GREENBERG: A legend has died. Deacon Jones was the cause of dozens of quarterbacks have sleepless nights. The first ball hall of famer introduced football fans to the term we now use on the regular, the sack. The NFL was forced to make rule changes because of how dominant Jones was during the 1960s and 1970s. Jones played for three franchises, most notably, the Rams. Deacon Jones died of natural causes at the age of 74.

Think your child throws a nasty temper tantrum? At least, they don't do it on national TV. Michael Youzhny doesn't want to go in for dinner just yet, but he clearly needs a nap. Fourth round of the French Open, Youzhny not accepting the fact that losing might be due to user error and not equipment problems. Tommy Haas took care of Youzhny in less than 90 minutes.

Don't let Youzhny near Rafael Nadal's birthday cake. The seven-time French open champ had no issues getting his birthday party on time. The old man now in his late 20s at 27, well, he's moving on to the French quarterfinals.

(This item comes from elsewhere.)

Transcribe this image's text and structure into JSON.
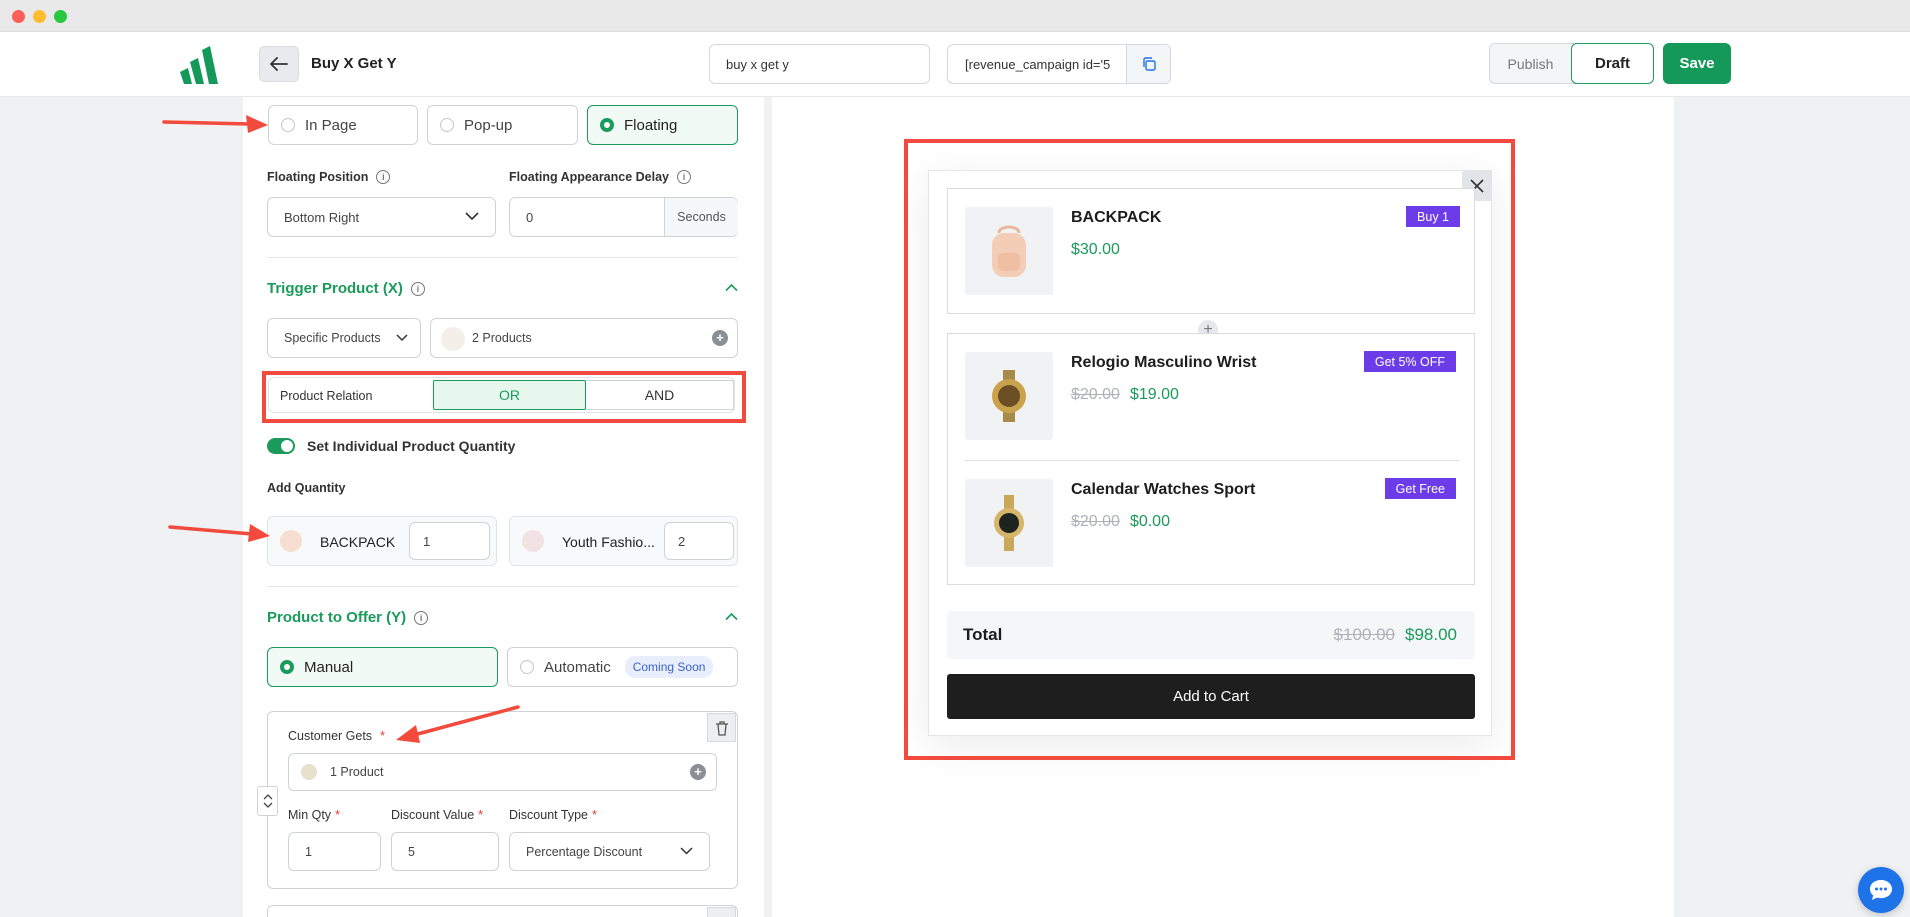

Time for Tuesday tricks brought to us by incoming freshman at the University of Southern Cal, Zach Smith (ph). The long snapper starts off pretty basic then because who wouldn't think to take your football skills to a basketball court. Man, look at him getting it done from distance, wow.

BERMAN: Really?

GREENBERG: From the basketball court.

BERMAN: No way.

GREENBERG: And then, threading the needle through the car. Hey, let's get a moving target involved, what do you say, because the standing's full stuff (ph) is too easy, right?

BERMAN: The golf cart? No.

GREENBERG: You bet you. Zach Smith, impressive. Honestly, guys, I think the most impressive thing about this is he's not even yet a freshman in college, hasn't even stepped on campus yet at Southern Cal. He already knows how to impress the ladies.

BERMAN: Yes, because there's nothing sexier than a long snapper.

GREENBERG: You said it, not me. I'll tell you, high school seniors graduating going into college, take note, Zach Smith.

BERMAN: All right. Jarred, thanks so much.

ROMANS: The UK is marking 60 years of Queen Elizabeth's reign. The celebration of her 1953 coronation happening right now at Westminster Abbey. This is new video of the queen's arrival. It's a lower key affair, relatively speaking. That all the pump and circumstances of the diamond jubilee. We've got more now from CNNs Max Foster in London.


MAX FOSTER, CNN ROYAL CORRESPONDENT (voice-over): Sixty years ago this week, the 27-year-old Queen Elizabeth II was crowned in a grand ceremony in Westminster Abbey. It was an occasion steeped in tradition and religious symbolism. The first coronation held in the exact same spot was for William the Conqueror in 1066. The Queen returns to the Abbey to mark her coronation with special guests and close family.

UNIDENTIFIED MALE: It's a moment of celebration. It is a moment of great pride and admiration. I mean, you could go on and on and on. I mean, it's just -- what she has achieved and what she has seen over the last 60 years, I mean, for anybody to try and get their heads around would just be -- I mean, any normal person would just be like, wow, you know, that's incredible.

You know, as well as being -- having a huge sense of pride about being, you know, the sovereign of this country for the last 60 years and also the common wealth, you know, it's also the proud of being able to show supporters as grandchildren and children to show that she's got a very supportive family around her, which, you know, I think anyone in that position certainly needs.

FOSTER: Another grandchild, Prince William also attending Tuesday's service, will be crowned there himself one day. He'll be accompanied by his wife, the duchess of Cambridge who is bearing the unborn third in line to the British thrown.

Max Foster, CNN, London.


BERMAN: That is all for EARLY START this morning. I'm John Berman.

ROMANS: I'm Christine Romans. "STARTING POINT" begins right after the break.